Runway Review Roundup: The Best of London Fashion Week Fall 2013
London fashion week might just be the quirkiest of the four, fostering talent that is eccentric, colorful, and unique. This fall and winter season, darkness was a consistent thread throughout the London collections; floral patterns were moody, plaids harkened back to delinquent schoolgirls, and even Burberry Prorsum, with its heart prints, had a slick edge. But, instead of talking, we should just to show you the best shows of London:
“If it ain’t broke, don’t fix it” seems to be Burberry Prorsum’s mantra. Christopher Bailey has discovered a rhyme and reason within his Burberry Prorsum collections since becoming creative director in 2001, and later the chief executive director in 2009. He’s been accredited with turning the brand around with his sleek pencil skirts, forays into metallic, classic sweaters, and transformative perspective on trenchcoats that are reinvented every season. We’re never bored, though the silhouettes are the same, because Bailey has a way of designing within a silhouette without getting stuck. This season, the Burberry Prorsum girl is a lot naughtier than ever before, revolving around the kinky addition of suggestively sheer latex. Incorporated into pencil skirts – seeing Cara Delevingne’s high-waisted heart print knickers beneath her pencil skirt seemed to belie the romantic sentiment a heart print should represent – and trenchcoats lined with grommets and golden metal accoutrements, perhaps suggestive of bondage restraints, we’ve never seen anything like this latex. The muse of the collection was Christine Keeler, the showgirl and model whose penchant for sexual affairs with British dignitaries and Russian spies nearly led to the collapse of the British Government; with that in mind, the not-so-innocent designs make a lot of sense.

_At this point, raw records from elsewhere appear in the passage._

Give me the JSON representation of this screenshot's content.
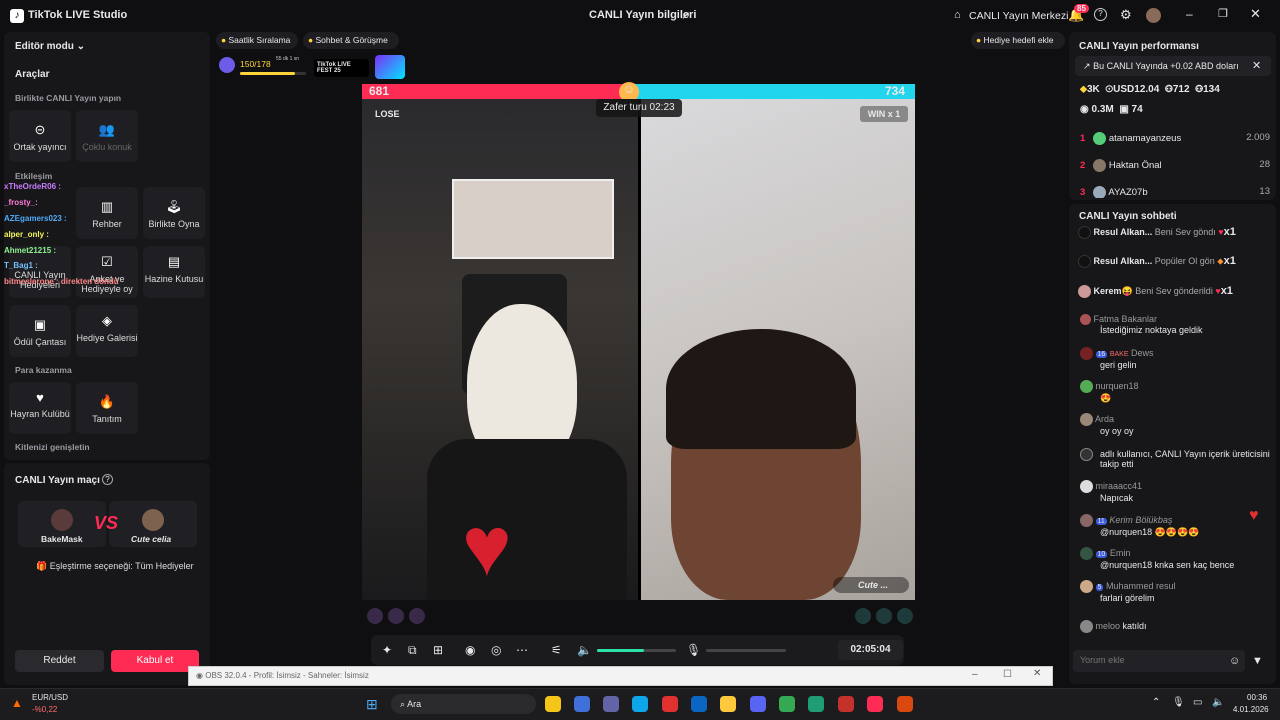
{
  "titlebar": {
    "app": "TikTok LIVE Studio",
    "center": "CANLI Yayın bilgileri",
    "center_hub": "CANLI Yayın Merkezi",
    "notif_count": "85"
  },
  "left": {
    "editor_mode": "Editör modu",
    "tools": "Araçlar",
    "section_collab": "Birlikte CANLI Yayın yapın",
    "tile_cohost": "Ortak yayıncı",
    "tile_multi": "Çoklu konuk",
    "section_interaction": "Etkileşim",
    "tile_guide": "Rehber",
    "tile_play": "Birlikte Oyna",
    "tile_live_gift": "CANLI Yayın Hediyeleri",
    "tile_poll": "Anket ve Hediyeyle oy",
    "tile_treasure": "Hazine Kutusu",
    "tile_reward": "Ödül Çantası",
    "tile_gallery": "Hediye Galerisi",
    "section_earn": "Para kazanma",
    "tile_fanclub": "Hayran Kulübü",
    "tile_promo": "Tanıtım",
    "section_grow": "Kitlenizi genişletin"
  },
  "overlay_chat": [
    {
      "user": "xTheOrdeR06 :",
      "color": "#c77dff"
    },
    {
      "user": "_frosty_:",
      "color": "#ff7ad9"
    },
    {
      "user": "AZEgamers023 :",
      "color": "#4dabf7"
    },
    {
      "user": "alper_only :",
      "color": "#f3f35a"
    },
    {
      "user": "Ahmet21215 :",
      "color": "#8ef08e"
    },
    {
      "user": "T_Bag1 :",
      "color": "#74c0fc"
    },
    {
      "user": "bitmeslerone : direkten döndü",
      "color": "#ff8787"
    }
  ],
  "match": {
    "title": "CANLI Yayın maçı",
    "left_name": "BakeMask",
    "right_name": "Cute celia",
    "matching": "Eşleştirme seçeneği: Tüm Hediyeler",
    "decline": "Reddet",
    "accept": "Kabul et"
  },
  "top_tabs": {
    "hourly": "Saatlik Sıralama",
    "chat": "Sohbet & Görüşme",
    "gift_goal": "Hediye hedefi ekle",
    "progress": "150/178",
    "progress_frac": 0.84,
    "progress_sub": "55 dk 1 sn",
    "fest": "TikTok LIVE FEST 25"
  },
  "battle": {
    "left_score": "681",
    "right_score": "734",
    "timer": "Zafer turu 02:23",
    "left_result": "LOSE",
    "right_result": "WIN x 1",
    "right_tag": "Cute ...",
    "left_share": 0.48
  },
  "controls": {
    "time": "02:05:04",
    "volume": 0.6
  },
  "perf": {
    "title": "CANLI Yayın performansı",
    "banner": "Bu CANLI Yayında +0.02 ABD doları",
    "likes": "3K",
    "usd": "USD12.04",
    "followers": "712",
    "gifters": "134",
    "views": "0.3M",
    "comments": "74"
  },
  "ranking": [
    {
      "rank": "1",
      "name": "atanamayanzeus",
      "score": "2.009"
    },
    {
      "rank": "2",
      "name": "Haktan Önal",
      "score": "28"
    },
    {
      "rank": "3",
      "name": "AYAZ07b",
      "score": "13"
    }
  ],
  "chat": {
    "title": "CANLI Yayın sohbeti",
    "gifts": [
      {
        "user": "Resul Alkan...",
        "text": "Beni Sev göndı",
        "count": "x1"
      },
      {
        "user": "Resul Alkan...",
        "text": "Popüler Ol gön",
        "count": "x1"
      },
      {
        "user": "Kerem😝",
        "text": "Beni Sev gönderildi",
        "count": "x1"
      }
    ],
    "messages": [
      {
        "name": "Fatma Bakanlar",
        "text": "İstediğimiz noktaya geldik"
      },
      {
        "name": "Dews",
        "badge": "16",
        "badge2": "BAKE",
        "text": "geri gelin"
      },
      {
        "name": "nurquen18",
        "text": "😍"
      },
      {
        "name": "Arda",
        "text": "oy oy oy"
      },
      {
        "name": "",
        "text": "adlı kullanıcı, CANLI Yayın içerik üreticisini takip etti"
      },
      {
        "name": "miraaacc41",
        "text": "Napıcak"
      },
      {
        "name": "Kerim Bölükbaş",
        "badge": "11",
        "text": "@nurquen18 😍😍😍😍"
      },
      {
        "name": "Emin",
        "badge": "10",
        "text": "@nurquen18 knka sen kaç bence"
      },
      {
        "name": "Muhammed resul",
        "badge": "5",
        "text": "farlari görelim"
      },
      {
        "name": "meloo",
        "text": "katıldı"
      }
    ],
    "placeholder": "Yorum ekle"
  },
  "obs": {
    "title": "OBS 32.0.4 - Profil: İsimsiz - Sahneler: İsimsiz"
  },
  "taskbar": {
    "search": "Ara",
    "currency": "EUR/USD",
    "change": "-%0,22",
    "time": "00:36",
    "date": "4.01.2026"
  }
}
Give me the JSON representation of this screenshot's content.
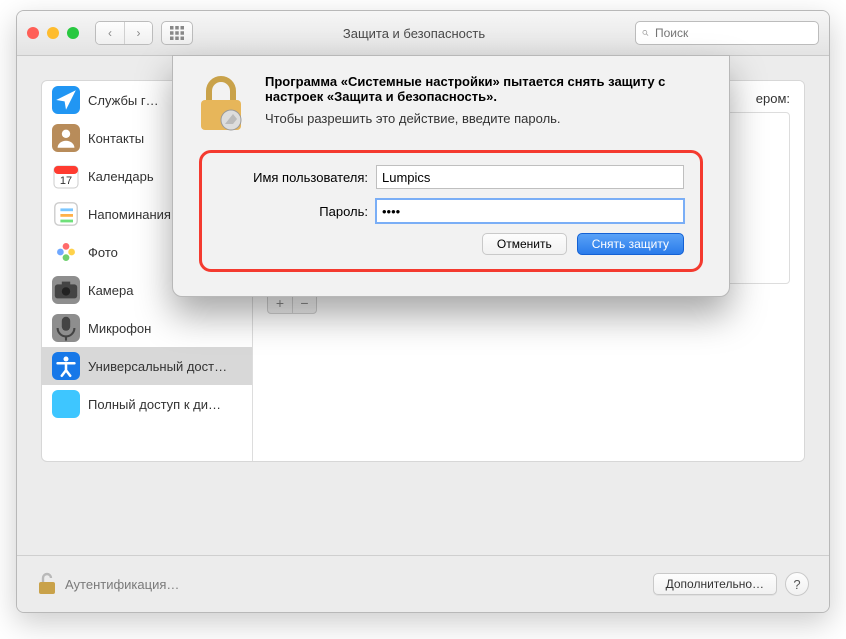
{
  "window": {
    "title": "Защита и безопасность"
  },
  "search": {
    "placeholder": "Поиск"
  },
  "sidebar": {
    "items": [
      {
        "label": "Службы г…",
        "icon": "location",
        "color": "#2196f3"
      },
      {
        "label": "Контакты",
        "icon": "contacts",
        "color": "#b88c5a"
      },
      {
        "label": "Календарь",
        "icon": "calendar",
        "color": "#ffffff"
      },
      {
        "label": "Напоминания",
        "icon": "reminders",
        "color": "#ffffff"
      },
      {
        "label": "Фото",
        "icon": "photos",
        "color": "#ffffff"
      },
      {
        "label": "Камера",
        "icon": "camera",
        "color": "#8e8e8e"
      },
      {
        "label": "Микрофон",
        "icon": "microphone",
        "color": "#8e8e8e"
      },
      {
        "label": "Универсальный дост…",
        "icon": "accessibility",
        "color": "#1778e8",
        "selected": true
      },
      {
        "label": "Полный доступ к ди…",
        "icon": "folder",
        "color": "#3ec6ff"
      }
    ]
  },
  "main": {
    "hdr_suffix": "ером:"
  },
  "auth": {
    "heading": "Программа «Системные настройки» пытается снять защиту с настроек «Защита и безопасность».",
    "sub": "Чтобы разрешить это действие, введите пароль.",
    "user_label": "Имя пользователя:",
    "pass_label": "Пароль:",
    "user_value": "Lumpics",
    "pass_value": "••••",
    "cancel": "Отменить",
    "ok": "Снять защиту"
  },
  "footer": {
    "lock_text": "Аутентификация…",
    "advanced": "Дополнительно…"
  },
  "buttons": {
    "plus": "+",
    "minus": "−",
    "help": "?"
  }
}
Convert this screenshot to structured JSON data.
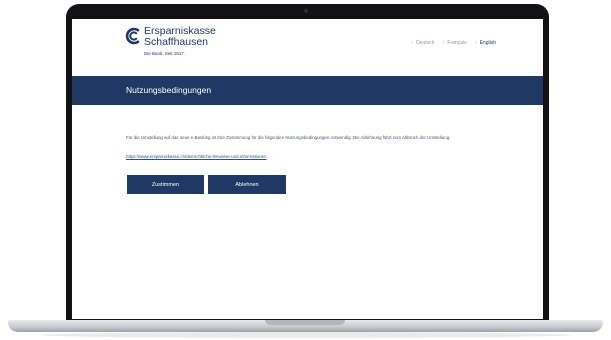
{
  "brand": {
    "name_line1": "Ersparniskasse",
    "name_line2": "Schaffhausen",
    "tagline": "Die Bank. Seit 1817.",
    "color": "#1f3964"
  },
  "languages": [
    {
      "label": "Deutsch",
      "active": false
    },
    {
      "label": "Français",
      "active": false
    },
    {
      "label": "English",
      "active": true
    }
  ],
  "page": {
    "title": "Nutzungsbedingungen",
    "info_text": "Für die Umstellung auf das neue e-Banking ist Ihre Zustimmung für die folgenden Nutzungsbedingungen notwendig. Die Ablehnung führt zum Abbruch der Umstellung.",
    "link_text": "https://www.ersparniskasse.ch/de/rechtliche-hinweise-und-informationen"
  },
  "buttons": {
    "accept_label": "Zustimmen",
    "decline_label": "Ablehnen"
  }
}
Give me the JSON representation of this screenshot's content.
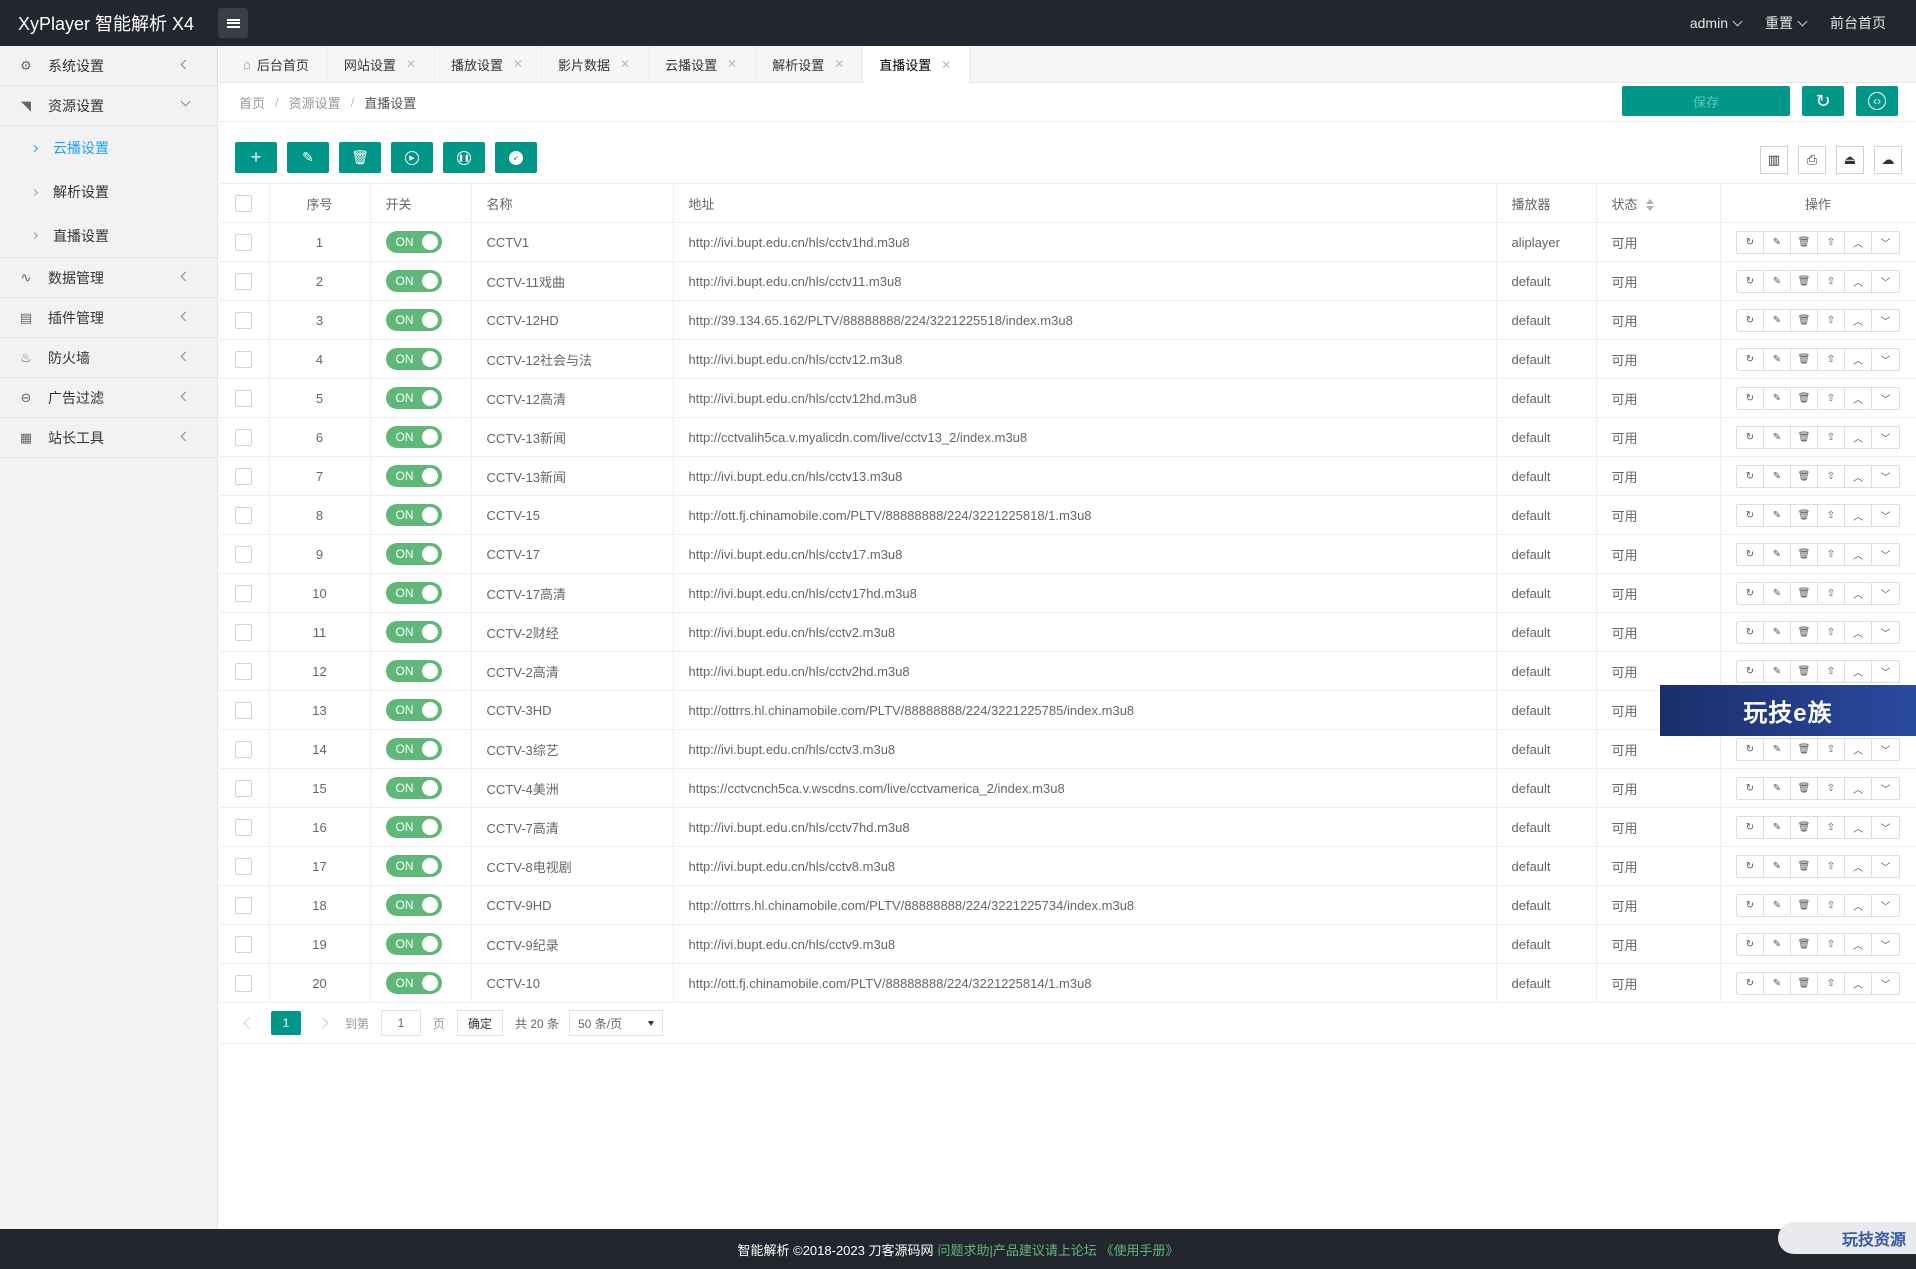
{
  "app": {
    "brand": "XyPlayer 智能解析 X4",
    "user": "admin",
    "reset": "重置",
    "front_home": "前台首页"
  },
  "sidebar": {
    "items": [
      {
        "label": "系统设置",
        "icon": "gear-icon"
      },
      {
        "label": "资源设置",
        "icon": "rss-icon"
      },
      {
        "label": "数据管理",
        "icon": "pulse-icon"
      },
      {
        "label": "插件管理",
        "icon": "plugin-icon"
      },
      {
        "label": "防火墙",
        "icon": "fire-icon"
      },
      {
        "label": "广告过滤",
        "icon": "block-icon"
      },
      {
        "label": "站长工具",
        "icon": "tools-icon"
      }
    ],
    "sub_items": [
      "云播设置",
      "解析设置",
      "直播设置"
    ]
  },
  "tabs": [
    {
      "label": "后台首页"
    },
    {
      "label": "网站设置"
    },
    {
      "label": "播放设置"
    },
    {
      "label": "影片数据"
    },
    {
      "label": "云播设置"
    },
    {
      "label": "解析设置"
    },
    {
      "label": "直播设置"
    }
  ],
  "breadcrumb": {
    "home": "首页",
    "section": "资源设置",
    "current": "直播设置",
    "save_label": "保存"
  },
  "table": {
    "headers": {
      "index": "序号",
      "switch": "开关",
      "name": "名称",
      "url": "地址",
      "player": "播放器",
      "status": "状态",
      "ops": "操作"
    },
    "switch_on": "ON",
    "rows": [
      {
        "id": "1",
        "name": "CCTV1",
        "url": "http://ivi.bupt.edu.cn/hls/cctv1hd.m3u8",
        "player": "aliplayer",
        "status": "可用"
      },
      {
        "id": "2",
        "name": "CCTV-11戏曲",
        "url": "http://ivi.bupt.edu.cn/hls/cctv11.m3u8",
        "player": "default",
        "status": "可用"
      },
      {
        "id": "3",
        "name": "CCTV-12HD",
        "url": "http://39.134.65.162/PLTV/88888888/224/3221225518/index.m3u8",
        "player": "default",
        "status": "可用"
      },
      {
        "id": "4",
        "name": "CCTV-12社会与法",
        "url": "http://ivi.bupt.edu.cn/hls/cctv12.m3u8",
        "player": "default",
        "status": "可用"
      },
      {
        "id": "5",
        "name": "CCTV-12高清",
        "url": "http://ivi.bupt.edu.cn/hls/cctv12hd.m3u8",
        "player": "default",
        "status": "可用"
      },
      {
        "id": "6",
        "name": "CCTV-13新闻",
        "url": "http://cctvalih5ca.v.myalicdn.com/live/cctv13_2/index.m3u8",
        "player": "default",
        "status": "可用"
      },
      {
        "id": "7",
        "name": "CCTV-13新闻",
        "url": "http://ivi.bupt.edu.cn/hls/cctv13.m3u8",
        "player": "default",
        "status": "可用"
      },
      {
        "id": "8",
        "name": "CCTV-15",
        "url": "http://ott.fj.chinamobile.com/PLTV/88888888/224/3221225818/1.m3u8",
        "player": "default",
        "status": "可用"
      },
      {
        "id": "9",
        "name": "CCTV-17",
        "url": "http://ivi.bupt.edu.cn/hls/cctv17.m3u8",
        "player": "default",
        "status": "可用"
      },
      {
        "id": "10",
        "name": "CCTV-17高清",
        "url": "http://ivi.bupt.edu.cn/hls/cctv17hd.m3u8",
        "player": "default",
        "status": "可用"
      },
      {
        "id": "11",
        "name": "CCTV-2财经",
        "url": "http://ivi.bupt.edu.cn/hls/cctv2.m3u8",
        "player": "default",
        "status": "可用"
      },
      {
        "id": "12",
        "name": "CCTV-2高清",
        "url": "http://ivi.bupt.edu.cn/hls/cctv2hd.m3u8",
        "player": "default",
        "status": "可用"
      },
      {
        "id": "13",
        "name": "CCTV-3HD",
        "url": "http://ottrrs.hl.chinamobile.com/PLTV/88888888/224/3221225785/index.m3u8",
        "player": "default",
        "status": "可用"
      },
      {
        "id": "14",
        "name": "CCTV-3综艺",
        "url": "http://ivi.bupt.edu.cn/hls/cctv3.m3u8",
        "player": "default",
        "status": "可用"
      },
      {
        "id": "15",
        "name": "CCTV-4美洲",
        "url": "https://cctvcnch5ca.v.wscdns.com/live/cctvamerica_2/index.m3u8",
        "player": "default",
        "status": "可用"
      },
      {
        "id": "16",
        "name": "CCTV-7高清",
        "url": "http://ivi.bupt.edu.cn/hls/cctv7hd.m3u8",
        "player": "default",
        "status": "可用"
      },
      {
        "id": "17",
        "name": "CCTV-8电视剧",
        "url": "http://ivi.bupt.edu.cn/hls/cctv8.m3u8",
        "player": "default",
        "status": "可用"
      },
      {
        "id": "18",
        "name": "CCTV-9HD",
        "url": "http://ottrrs.hl.chinamobile.com/PLTV/88888888/224/3221225734/index.m3u8",
        "player": "default",
        "status": "可用"
      },
      {
        "id": "19",
        "name": "CCTV-9纪录",
        "url": "http://ivi.bupt.edu.cn/hls/cctv9.m3u8",
        "player": "default",
        "status": "可用"
      },
      {
        "id": "20",
        "name": "CCTV-10",
        "url": "http://ott.fj.chinamobile.com/PLTV/88888888/224/3221225814/1.m3u8",
        "player": "default",
        "status": "可用"
      }
    ]
  },
  "pager": {
    "current": "1",
    "goto_label": "到第",
    "page_input": "1",
    "page_unit": "页",
    "confirm": "确定",
    "total": "共 20 条",
    "per_page": "50 条/页"
  },
  "footer": {
    "text": "智能解析 ©2018-2023 刀客源码网",
    "link": "问题求助|产品建议请上论坛 《使用手册》"
  },
  "watermarks": {
    "banner": "玩技e族",
    "corner": "玩技资源"
  },
  "colors": {
    "primary": "#009688",
    "switch_on": "#5fb878",
    "header_bg": "#23262e",
    "active_link": "#1e9fff"
  }
}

Designers Justin Thornton and Thea Bregazzi created a deliberately two-faced collection for Fall 2013. They wanted to tap into the punk trend and created a grungy, dark, and edgy collection that was still luxurious and opulent, a marriage of concepts not easily pulled off (see: Saint Laurent Fall 2013). There was a lot of fascinating plays on shape and texture that combined old silhouettes with a punk touch, such as a flare skirt with a pencil-skirt insert for a trompe l’oeil effect, contrasting collars set askew, asymmetrical and vivid zippers, plunging necklines paired with A-line skirting, and embellished sheer shirts. However, the playful designs didn’t stop there: we were particularly smitten with the grainy film graphic print used to create abstract mosaics and the Swarovski rhinestone argyle embellishments toward the end of the show. In the end, the effect was complete – just one glimpse at the playful biker jackets and slightly abstract leopard print transport you to a Siouxsie and the Banshees concert at the MET.
Mulberry’s forte is creating preppy, approachable, and luxurious apparel. The brand is well known for their top-of-the-line satchels, quirky campaigns, and adoration of accessorizing in vivid colors. This season, the normally bright colored and peppy brand took a darker turn. The fresh-faced models were slightly disheveled, bundled up as they trotted down the runway in somber colors that were sometimes streaked with a vibrant hue (yellow made a sporadic appearance), but mostly not. As a whole, the dark patterned rebellion seems entirely tongue-in-cheek, like a cheerleader taking a foray into moody shades while those around her are indulging in the recent popularity of punk. We don’t mean that in a bad way, because we love the idea of rebellion being in the form of oxblood alligator, powder pink cashmere, emerald green ostrich, and enlarged tartan imbued with sequins. It’s so unconventional and creative that we can’t help but feel like it is meant to take us back to the childlike delight of Alice in Wonderland. That said, the accessories and clothing aren’t with an adolescent in mind and cry out for the modern sophisticate who likes to branch out. Emma Hill, yet again, delivered.
For Fall 2013, Mary Katrantzou went in a totally different direction than ever before. She stepped out of her comfort zone and it returned phenomenal results. Gone are her saturated colors, billowing shapes, and plays on trompe l’oeil, as the collection was distinctly morose, bordering on depressed, in color and print. That isn’t to say that her synonymous graphic prints weren’t utterly impressive, we were smitten with the monochromatic scenes of trees and deserted streets, or the cherry blossom prints that were lightly colored in faded pastels, evoking images of forgotten postcards and leaked ink. Dreary, yet still fantastical, she reaffirmed her place as master of print even without the array of hues. Then, there are the new shapes. Post-show, Katrantzou noted how she wanted to take a step back and focus on silhouette, which meant a rise in angular fabric jutting out from the shoulders, oblique shapes, and architecturally driven folds that felt vaguely Asian, which were met with mixed results (in store, the abstract shapes and disproportionate silhouettes are replaced classic options). Perhaps the Greece native has spent too much time in London’s rain- and fog-laden streets, but if the result is this eerily beautiful, we hope she doesn’t leave anytime soon.
By: Shannon Weston